Task goal: What lines in the entries hold the string "JSON"? List them.

┄┄┄┄┄┄┄┄┄┄┄┄┄┄┄┄┄┄┄┄

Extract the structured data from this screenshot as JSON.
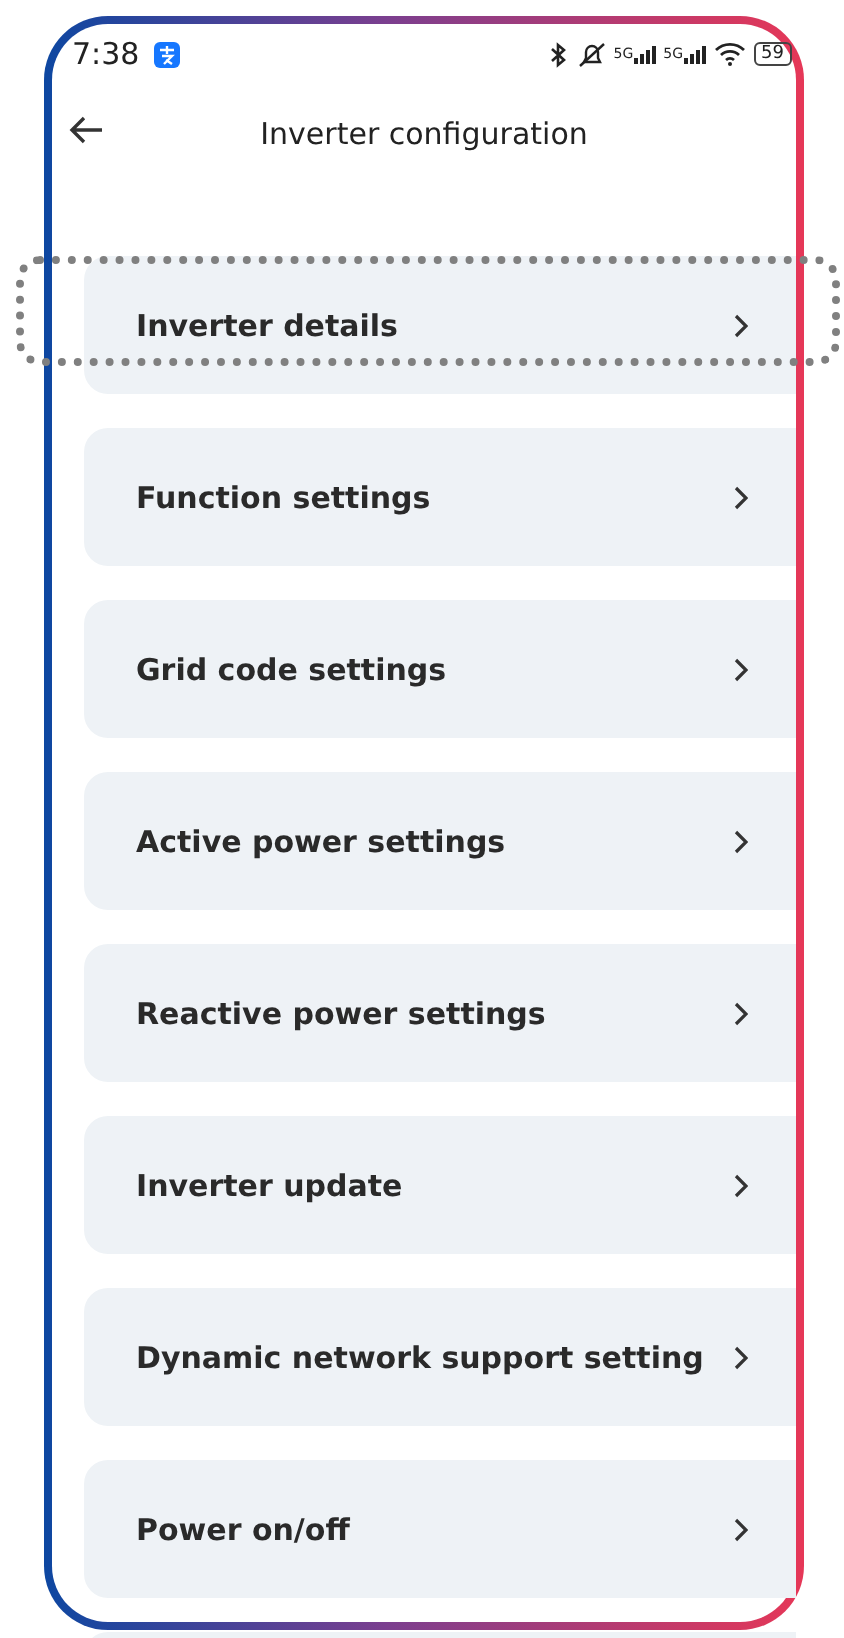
{
  "status_bar": {
    "time": "7:38",
    "signals": [
      "5G",
      "5G"
    ],
    "battery": "59"
  },
  "header": {
    "title": "Inverter configuration"
  },
  "items": [
    {
      "label": "Inverter details",
      "highlighted": true
    },
    {
      "label": "Function settings",
      "highlighted": false
    },
    {
      "label": "Grid code settings",
      "highlighted": false
    },
    {
      "label": "Active power settings",
      "highlighted": false
    },
    {
      "label": "Reactive power settings",
      "highlighted": false
    },
    {
      "label": "Inverter update",
      "highlighted": false
    },
    {
      "label": "Dynamic network support setting",
      "highlighted": false
    },
    {
      "label": "Power on/off",
      "highlighted": false
    }
  ]
}
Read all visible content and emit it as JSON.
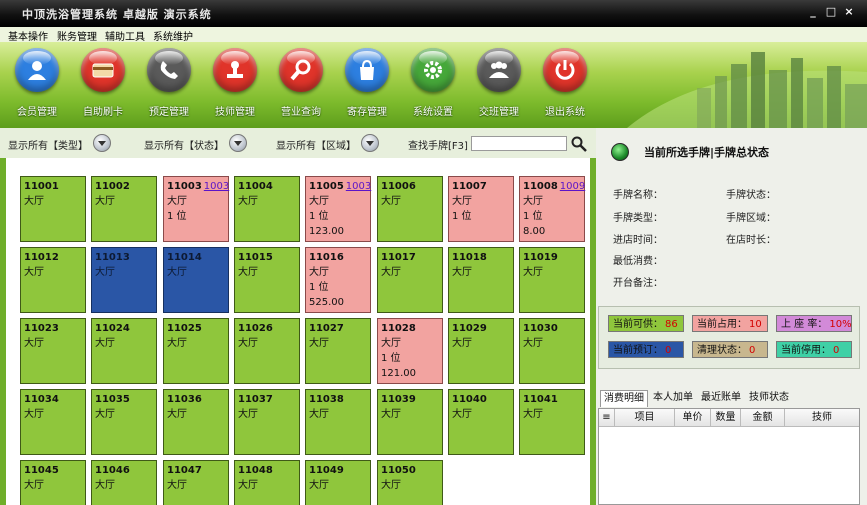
{
  "window": {
    "title": "中顶洗浴管理系统 卓越版 演示系统",
    "minimize": "_",
    "maximize": "□",
    "close": "×"
  },
  "menu": [
    "基本操作",
    "账务管理",
    "辅助工具",
    "系统维护"
  ],
  "toolbar": [
    {
      "label": "会员管理",
      "icon": "user-icon",
      "color": "#2d7fe0"
    },
    {
      "label": "自助刷卡",
      "icon": "card-icon",
      "color": "#e0342a"
    },
    {
      "label": "预定管理",
      "icon": "phone-icon",
      "color": "#5a5a5a"
    },
    {
      "label": "技师管理",
      "icon": "stamp-icon",
      "color": "#e0342a"
    },
    {
      "label": "营业查询",
      "icon": "search-icon",
      "color": "#e0342a"
    },
    {
      "label": "寄存管理",
      "icon": "bag-icon",
      "color": "#2d7fe0"
    },
    {
      "label": "系统设置",
      "icon": "gear-icon",
      "color": "#46a83a"
    },
    {
      "label": "交班管理",
      "icon": "people-icon",
      "color": "#5a5a5a"
    },
    {
      "label": "退出系统",
      "icon": "power-icon",
      "color": "#e0342a"
    }
  ],
  "filters": {
    "type": "显示所有【类型】",
    "status": "显示所有【状态】",
    "area": "显示所有【区域】",
    "search_label": "查找手牌[F3]",
    "search_value": ""
  },
  "cards": [
    {
      "num": "11001",
      "area": "大厅",
      "status": "free"
    },
    {
      "num": "11002",
      "area": "大厅",
      "status": "free"
    },
    {
      "num": "11003",
      "link": "1003",
      "area": "大厅",
      "persons": "1 位",
      "status": "busy"
    },
    {
      "num": "11004",
      "area": "大厅",
      "status": "free"
    },
    {
      "num": "11005",
      "link": "1003",
      "area": "大厅",
      "persons": "1 位",
      "amount": "123.00",
      "status": "busy"
    },
    {
      "num": "11006",
      "area": "大厅",
      "status": "free"
    },
    {
      "num": "11007",
      "area": "大厅",
      "persons": "1 位",
      "status": "busy"
    },
    {
      "num": "11008",
      "link": "1009",
      "area": "大厅",
      "persons": "1 位",
      "amount": "8.00",
      "status": "busy"
    },
    {
      "num": "11012",
      "area": "大厅",
      "status": "free"
    },
    {
      "num": "11013",
      "area": "大厅",
      "status": "reserved"
    },
    {
      "num": "11014",
      "area": "大厅",
      "status": "reserved"
    },
    {
      "num": "11015",
      "area": "大厅",
      "status": "free"
    },
    {
      "num": "11016",
      "area": "大厅",
      "persons": "1 位",
      "amount": "525.00",
      "status": "busy"
    },
    {
      "num": "11017",
      "area": "大厅",
      "status": "free"
    },
    {
      "num": "11018",
      "area": "大厅",
      "status": "free"
    },
    {
      "num": "11019",
      "area": "大厅",
      "status": "free"
    },
    {
      "num": "11023",
      "area": "大厅",
      "status": "free"
    },
    {
      "num": "11024",
      "area": "大厅",
      "status": "free"
    },
    {
      "num": "11025",
      "area": "大厅",
      "status": "free"
    },
    {
      "num": "11026",
      "area": "大厅",
      "status": "free"
    },
    {
      "num": "11027",
      "area": "大厅",
      "status": "free"
    },
    {
      "num": "11028",
      "area": "大厅",
      "persons": "1 位",
      "amount": "121.00",
      "status": "busy"
    },
    {
      "num": "11029",
      "area": "大厅",
      "status": "free"
    },
    {
      "num": "11030",
      "area": "大厅",
      "status": "free"
    },
    {
      "num": "11034",
      "area": "大厅",
      "status": "free"
    },
    {
      "num": "11035",
      "area": "大厅",
      "status": "free"
    },
    {
      "num": "11036",
      "area": "大厅",
      "status": "free"
    },
    {
      "num": "11037",
      "area": "大厅",
      "status": "free"
    },
    {
      "num": "11038",
      "area": "大厅",
      "status": "free"
    },
    {
      "num": "11039",
      "area": "大厅",
      "status": "free"
    },
    {
      "num": "11040",
      "area": "大厅",
      "status": "free"
    },
    {
      "num": "11041",
      "area": "大厅",
      "status": "free"
    },
    {
      "num": "11045",
      "area": "大厅",
      "status": "free"
    },
    {
      "num": "11046",
      "area": "大厅",
      "status": "free"
    },
    {
      "num": "11047",
      "area": "大厅",
      "status": "free"
    },
    {
      "num": "11048",
      "area": "大厅",
      "status": "free"
    },
    {
      "num": "11049",
      "area": "大厅",
      "status": "free"
    },
    {
      "num": "11050",
      "area": "大厅",
      "status": "free"
    }
  ],
  "status_panel": {
    "title": "当前所选手牌|手牌总状态",
    "fields_left": [
      "手牌名称：",
      "手牌类型：",
      "进店时间：",
      "最低消费：",
      "开台备注："
    ],
    "fields_right": [
      "手牌状态：",
      "手牌区域：",
      "在店时长："
    ]
  },
  "stats": [
    {
      "label": "当前可供：",
      "value": "86",
      "color": "#8fc63c"
    },
    {
      "label": "当前占用：",
      "value": "10",
      "color": "#f2a3a0"
    },
    {
      "label": "上 座 率：",
      "value": "10%",
      "color": "#d28ad8"
    },
    {
      "label": "当前预订：",
      "value": "0",
      "color": "#2a56a6"
    },
    {
      "label": "清理状态：",
      "value": "0",
      "color": "#c8b78e"
    },
    {
      "label": "当前停用：",
      "value": "0",
      "color": "#3fd0a6"
    }
  ],
  "tabs": [
    "消费明细",
    "本人加单",
    "最近账单",
    "技师状态"
  ],
  "table_headers": [
    "项目",
    "单价",
    "数量",
    "金额",
    "技师"
  ]
}
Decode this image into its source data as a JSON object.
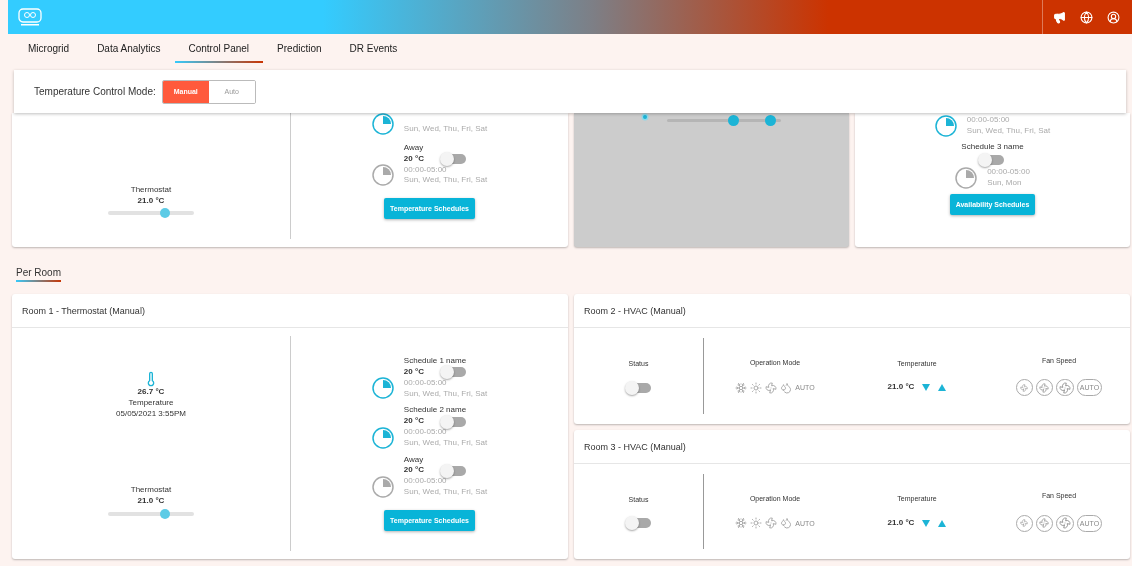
{
  "tabs": [
    {
      "label": "Microgrid",
      "selected": false
    },
    {
      "label": "Data Analytics",
      "selected": false
    },
    {
      "label": "Control Panel",
      "selected": true
    },
    {
      "label": "Prediction",
      "selected": false
    },
    {
      "label": "DR Events",
      "selected": false
    }
  ],
  "mode": {
    "label": "Temperature Control Mode:",
    "options": [
      {
        "label": "Manual",
        "selected": true
      },
      {
        "label": "Auto",
        "selected": false
      }
    ]
  },
  "overview": {
    "thermostat_card": {
      "thermostat": {
        "label": "Thermostat",
        "value": "21.0 °C",
        "level": 0.66
      },
      "schedules": [
        {
          "days": "Sun, Wed, Thu, Fri, Sat",
          "active": true
        },
        {
          "name": "Away",
          "temp": "20 °C",
          "on": false,
          "time": "00:00-05:00",
          "days": "Sun, Wed, Thu, Fri, Sat",
          "active": false
        }
      ],
      "button": "Temperature Schedules"
    },
    "range_card": {
      "handles": [
        {
          "level": 0.58
        },
        {
          "level": 0.9
        }
      ]
    },
    "availability_card": {
      "schedules": [
        {
          "time": "00:00-05:00",
          "days": "Sun, Wed, Thu, Fri, Sat",
          "active": true
        },
        {
          "name": "Schedule 3 name",
          "on": false,
          "time": "00:00-05:00",
          "days": "Sun, Mon",
          "active": false
        }
      ],
      "button": "Availability Schedules"
    }
  },
  "section": {
    "label": "Per Room"
  },
  "rooms": [
    {
      "kind": "thermostat",
      "title": "Room 1 - Thermostat (Manual)",
      "reading": {
        "value": "26.7 °C",
        "label": "Temperature",
        "time": "05/05/2021 3:55PM"
      },
      "thermostat": {
        "label": "Thermostat",
        "value": "21.0 °C",
        "level": 0.66
      },
      "schedules": [
        {
          "name": "Schedule 1 name",
          "temp": "20 °C",
          "on": false,
          "time": "00:00-05:00",
          "days": "Sun, Wed, Thu, Fri, Sat",
          "active": true
        },
        {
          "name": "Schedule 2 name",
          "temp": "20 °C",
          "on": false,
          "time": "00:00-05:00",
          "days": "Sun, Wed, Thu, Fri, Sat",
          "active": true
        },
        {
          "name": "Away",
          "temp": "20 °C",
          "on": false,
          "time": "00:00-05:00",
          "days": "Sun, Wed, Thu, Fri, Sat",
          "active": false
        }
      ],
      "button": "Temperature Schedules"
    },
    {
      "kind": "hvac",
      "title": "Room 2 - HVAC (Manual)",
      "status": {
        "label": "Status",
        "on": false
      },
      "operation": {
        "label": "Operation Mode",
        "auto": "AUTO"
      },
      "temperature": {
        "label": "Temperature",
        "value": "21.0 °C"
      },
      "fan": {
        "label": "Fan Speed",
        "auto": "AUTO"
      }
    },
    {
      "kind": "hvac",
      "title": "Room 3 - HVAC (Manual)",
      "status": {
        "label": "Status",
        "on": false
      },
      "operation": {
        "label": "Operation Mode",
        "auto": "AUTO"
      },
      "temperature": {
        "label": "Temperature",
        "value": "21.0 °C"
      },
      "fan": {
        "label": "Fan Speed",
        "auto": "AUTO"
      }
    }
  ]
}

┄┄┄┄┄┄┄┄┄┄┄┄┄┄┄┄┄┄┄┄

Task solution:
Extract the structured data from this screenshot as JSON.
Read all visible content and emit it as JSON.
Decode this image into its source data as a JSON object.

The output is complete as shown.